Ultimately, the point I'd make is that even the peasants need to be educated in the truths of their own humanity. So we agree on the importance of property and personal responsibility to make and pursue a stake in the system in the education of the modern citizen. I'd just shy away from theorizing that peasants of the past have ever been entirely removed from public intellectual questions. It's not really humanly possible to be ruled without the ruled having some kind of feedback and negotiation with the culture of rule. The sacred is always and everywhere contested even as yes in some places it is much more in the control of a big man than elsewhere.

Stay tuned, I'm about to post more on hierarchy!

truepeers said...

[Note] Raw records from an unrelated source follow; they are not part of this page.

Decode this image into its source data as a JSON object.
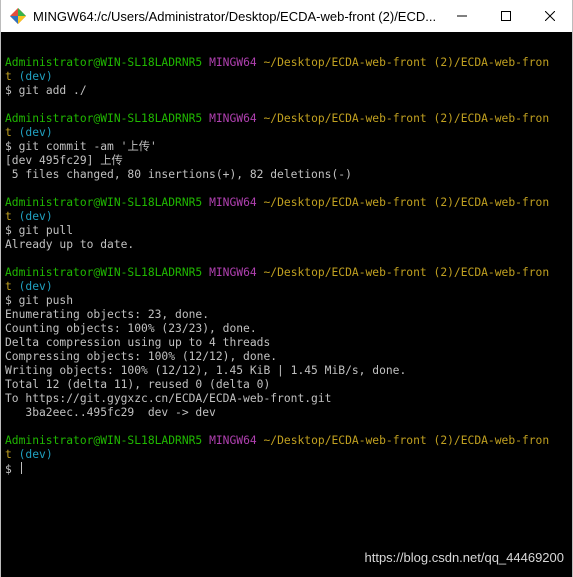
{
  "window": {
    "title": "MINGW64:/c/Users/Administrator/Desktop/ECDA-web-front (2)/ECD...",
    "icon": "git-bash-icon",
    "controls": [
      "minimize-icon",
      "maximize-icon",
      "close-icon"
    ]
  },
  "colors": {
    "background": "#000000",
    "prompt_user": "#20b800",
    "prompt_msystem": "#b040b0",
    "prompt_path": "#c0a020",
    "prompt_branch": "#20a0c0",
    "output": "#c0c0c0"
  },
  "prompt": {
    "user_host": "Administrator@WIN-SL18LADRNR5",
    "msystem": "MINGW64",
    "path_part1": "~/Desktop/ECDA-web-front (2)/ECDA-web-fron",
    "path_part2": "t",
    "branch": "(dev)",
    "symbol": "$"
  },
  "blocks": [
    {
      "command": "git add ./",
      "output": []
    },
    {
      "command": "git commit -am '上传'",
      "output": [
        "[dev 495fc29] 上传",
        " 5 files changed, 80 insertions(+), 82 deletions(-)"
      ]
    },
    {
      "command": "git pull",
      "output": [
        "Already up to date."
      ]
    },
    {
      "command": "git push",
      "output": [
        "Enumerating objects: 23, done.",
        "Counting objects: 100% (23/23), done.",
        "Delta compression using up to 4 threads",
        "Compressing objects: 100% (12/12), done.",
        "Writing objects: 100% (12/12), 1.45 KiB | 1.45 MiB/s, done.",
        "Total 12 (delta 11), reused 0 (delta 0)",
        "To https://git.gygxzc.cn/ECDA/ECDA-web-front.git",
        "   3ba2eec..495fc29  dev -> dev"
      ]
    },
    {
      "command": "",
      "output": []
    }
  ],
  "watermark": "https://blog.csdn.net/qq_44469200"
}
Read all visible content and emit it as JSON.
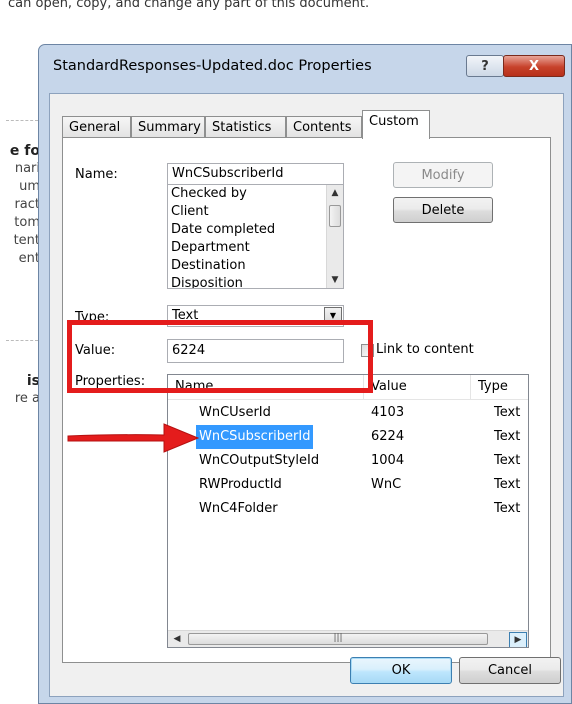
{
  "background": {
    "top_text": "can open, copy, and change any part of this document.",
    "fragments": [
      "e fo",
      "nari",
      "um",
      "ract",
      "tom",
      "tent",
      "ent"
    ],
    "fragments2": [
      "is",
      "re a"
    ]
  },
  "dialog": {
    "title": "StandardResponses-Updated.doc Properties",
    "help_glyph": "?",
    "close_glyph": "X",
    "tabs": [
      "General",
      "Summary",
      "Statistics",
      "Contents",
      "Custom"
    ],
    "active_tab": "Custom",
    "name_label": "Name:",
    "name_value": "WnCSubscriberId",
    "name_list": [
      "Checked by",
      "Client",
      "Date completed",
      "Department",
      "Destination",
      "Disposition"
    ],
    "modify_label": "Modify",
    "delete_label": "Delete",
    "type_label": "Type:",
    "type_value": "Text",
    "value_label": "Value:",
    "value_value": "6224",
    "link_label": "Link to content",
    "properties_label": "Properties:",
    "columns": [
      "Name",
      "Value",
      "Type"
    ],
    "rows": [
      {
        "name": "WnCUserId",
        "value": "4103",
        "type": "Text"
      },
      {
        "name": "WnCSubscriberId",
        "value": "6224",
        "type": "Text"
      },
      {
        "name": "WnCOutputStyleId",
        "value": "1004",
        "type": "Text"
      },
      {
        "name": "RWProductId",
        "value": "WnC",
        "type": "Text"
      },
      {
        "name": "WnC4Folder",
        "value": "",
        "type": "Text"
      }
    ],
    "selected_row": "WnCSubscriberId",
    "ok_label": "OK",
    "cancel_label": "Cancel"
  },
  "colors": {
    "annotation": "#e41c1c",
    "selection": "#3399ff",
    "frame": "#c6d6ea"
  },
  "icons": {
    "annotation_arrow": "red-arrow-icon"
  }
}
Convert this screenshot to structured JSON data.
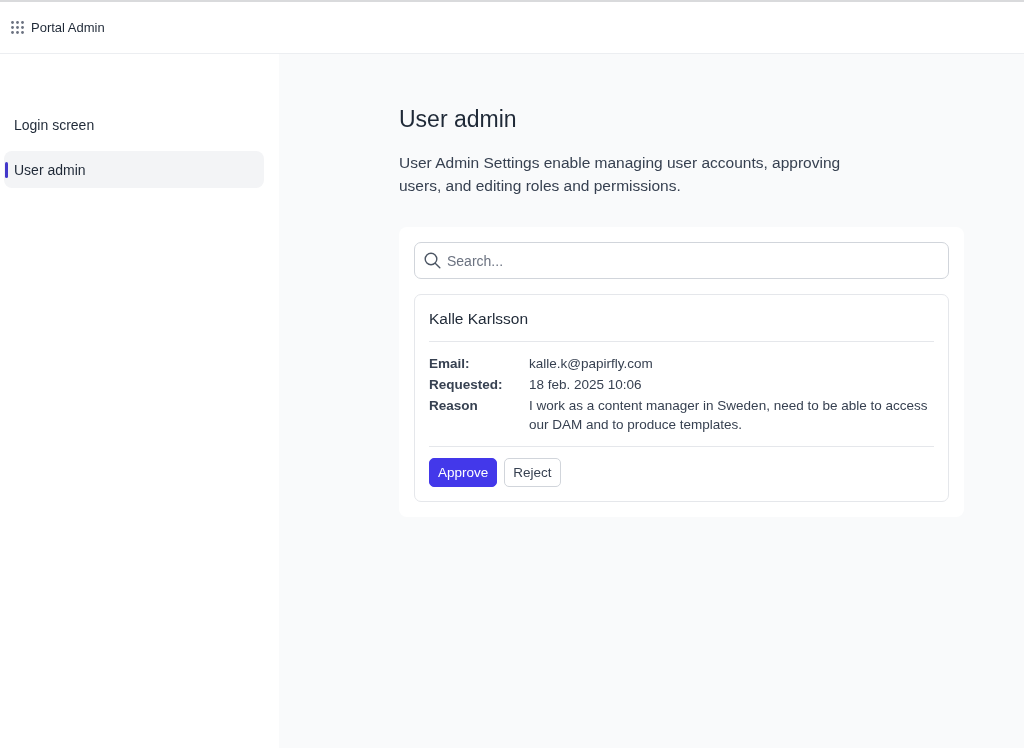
{
  "header": {
    "title": "Portal Admin"
  },
  "sidebar": {
    "items": [
      {
        "label": "Login screen",
        "selected": false
      },
      {
        "label": "User admin",
        "selected": true
      }
    ]
  },
  "page": {
    "title": "User admin",
    "description": "User Admin Settings enable managing user accounts, approving users, and editing roles and permissions."
  },
  "search": {
    "placeholder": "Search..."
  },
  "requests": [
    {
      "name": "Kalle Karlsson",
      "fields": [
        {
          "label": "Email:",
          "value": "kalle.k@papirfly.com"
        },
        {
          "label": "Requested:",
          "value": "18 feb. 2025 10:06"
        },
        {
          "label": "Reason",
          "value": "I work as a content manager in Sweden, need to be able to access our DAM and to produce templates."
        }
      ],
      "buttons": [
        {
          "label": "Approve",
          "kind": "primary"
        },
        {
          "label": "Reject",
          "kind": "secondary"
        }
      ]
    }
  ]
}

Property "grounds" people, whether that ownership is in family or church or simply in patriotism. Ideas are fine, but they have to be somehow real to be of benefit to those who hold them and act on them. Our intelligentsia cheat us by depriving people of a stake in their own lives as owners of their own lives. If people keep investing in utopia, then we are all going to fall apart. Betrayed by intellectuals. Too dull to see it coming. It's a choice people have to make alone. Good grief.

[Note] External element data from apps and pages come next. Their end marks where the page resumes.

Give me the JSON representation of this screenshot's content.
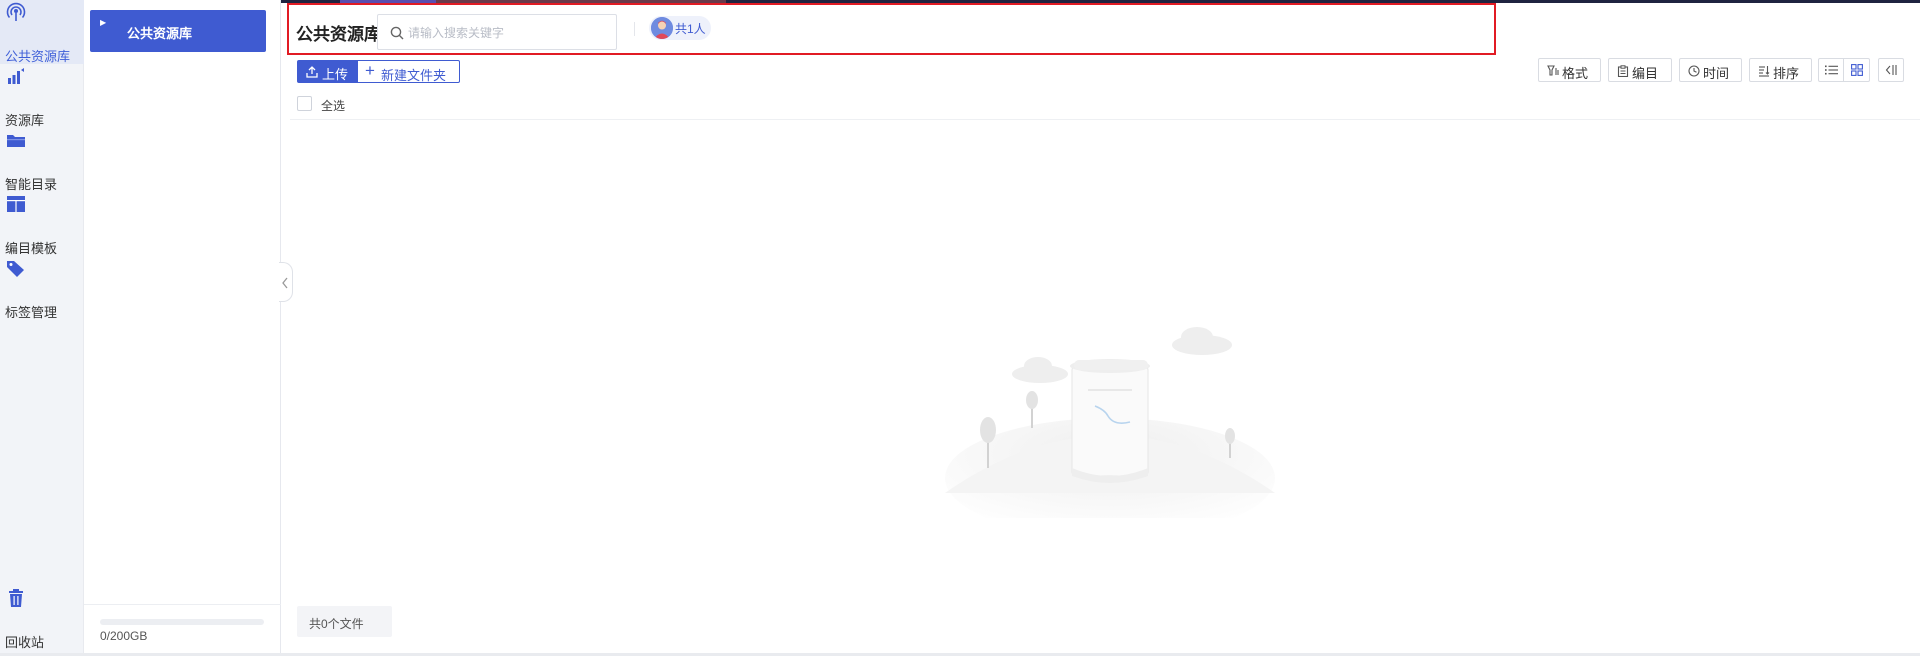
{
  "colors": {
    "accent": "#3f5bd1",
    "highlight_border": "#e11b24",
    "nav_bg": "#f2f4f8",
    "nav_active_bg": "#e4e9f6"
  },
  "left_nav": {
    "items": [
      {
        "icon": "broadcast-icon",
        "label": "公共资源库",
        "active": true
      },
      {
        "icon": "bar-chart-icon",
        "label": "资源库",
        "active": false
      },
      {
        "icon": "folder-icon",
        "label": "智能目录",
        "active": false
      },
      {
        "icon": "layout-icon",
        "label": "编目模板",
        "active": false
      },
      {
        "icon": "tag-icon",
        "label": "标签管理",
        "active": false
      }
    ],
    "recycle": {
      "icon": "trash-icon",
      "label": "回收站"
    }
  },
  "tree": {
    "root_label": "公共资源库",
    "storage_used_fraction": 0.0,
    "storage_text": "0/200GB"
  },
  "header": {
    "title": "公共资源库",
    "search_placeholder": "请输入搜索关键字",
    "search_value": "",
    "members_label": "共1人"
  },
  "toolbar": {
    "upload_label": "上传",
    "new_folder_label": "新建文件夹",
    "select_all_label": "全选",
    "format_label": "格式",
    "catalog_label": "编目",
    "time_label": "时间",
    "sort_label": "排序",
    "view_mode": "grid"
  },
  "footer": {
    "file_count_label": "共0个文件"
  }
}
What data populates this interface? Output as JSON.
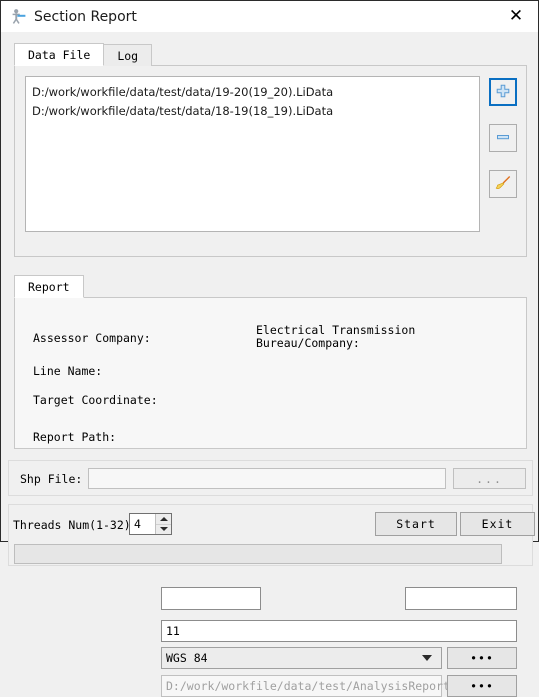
{
  "window": {
    "title": "Section Report",
    "icon": "app-person-icon",
    "close_label": "✕"
  },
  "top_tabs": {
    "items": [
      {
        "label": "Data File",
        "active": true
      },
      {
        "label": "Log",
        "active": false
      }
    ]
  },
  "data_file": {
    "files": [
      "D:/work/workfile/data/test/data/19-20(19_20).LiData",
      "D:/work/workfile/data/test/data/18-19(18_19).LiData"
    ],
    "buttons": [
      {
        "name": "add-file-button",
        "icon": "plus-icon",
        "focused": true
      },
      {
        "name": "remove-file-button",
        "icon": "minus-icon",
        "focused": false
      },
      {
        "name": "clear-files-button",
        "icon": "brush-icon",
        "focused": false
      }
    ]
  },
  "report_tabs": {
    "items": [
      {
        "label": "Report",
        "active": true
      }
    ]
  },
  "report_form": {
    "assessor_company_label": "Assessor Company:",
    "assessor_company_value": "",
    "electrical_bureau_label_line1": "Electrical Transmission",
    "electrical_bureau_label_line2": "Bureau/Company:",
    "electrical_bureau_value": "",
    "line_name_label": "Line Name:",
    "line_name_value": "11",
    "target_coordinate_label": "Target Coordinate:",
    "target_coordinate_value": "WGS 84",
    "target_coordinate_browse": "•••",
    "report_path_label": "Report Path:",
    "report_path_value": "D:/work/workfile/data/test/AnalysisReport/",
    "report_path_browse": "•••"
  },
  "shp": {
    "label": "Shp File:",
    "value": "",
    "browse_label": "..."
  },
  "bottom": {
    "threads_label": "Threads Num(1-32):",
    "threads_value": "4",
    "start_label": "Start",
    "exit_label": "Exit",
    "progress_value": ""
  },
  "colors": {
    "focus_blue": "#0a6fc2",
    "window_bg": "#f0f0f0",
    "panel_bg": "#f7f7f7",
    "titlebar_bg": "#ffffff"
  }
}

This is very well put.

Anonymous said...

You three should start your own forum. Every day you could post on CZ the latest thoughts and discussions that you have had.

Dag said...

Walker, I am truly blessed to be a part of this meeting of minds, both in the general sense of being one who recognized the problem of post-Modernity and the need for a renewal of what we have come to call a renewed Covenant, and particularly in knowing my friends and colleagues here. I see this as the work of the Hand that Leads, (to lapse into my kind of metaphor,) and I suspect there are people awaiting everywhere such a possibility if only others would attempt it. Such a thing is not something one can plan, it being from the aether, in this case literally, a meeting of minds and men over the Internet and finally in person. Anyone can do this, though I blush to see how lucky I am in finding such friends.

Peers' comment above on Chomsky will keep me pondering for the full day and beyond, it's depth and perception so far beyond the norm that I stand in amazement and gratitude.Yes, others are as able to write and think deeply, but here is our chance to meet and discuss.

By the way, Walker, thanks for your contribution from Catholic theology recently. It was a wonderful piece of insight that I knew not from theology but from business and military affairs, neither of which I have any successful experience of. Lovely contribution. Thanks for making it work for me in the here and now.

Anonymous said...

Dag, I too am blessed, to be a part of what is going on here at Covenant Zone. There seems to be a small group of bloggers, like yourselves, Blaze, Eowyn, Findalis, who, while a good conservative voice ( in general, I'm assuming ), are not a part of the blogging tories.

Not that the blogging tories are necessarily the conservative medium online, but it's just interesting to be a part of another, smaller group of equally, and I would say, even more insightful bloggers.

As for the Catholic principles, I"m glad that I was able to contribute, but I'm afraid that we both kind of got lucky on that one. I'm not too familiar with Catholic theology. My experience with that particular principle came about while I was doing some research on homeschooling. You can sort of see the connection between the two there :)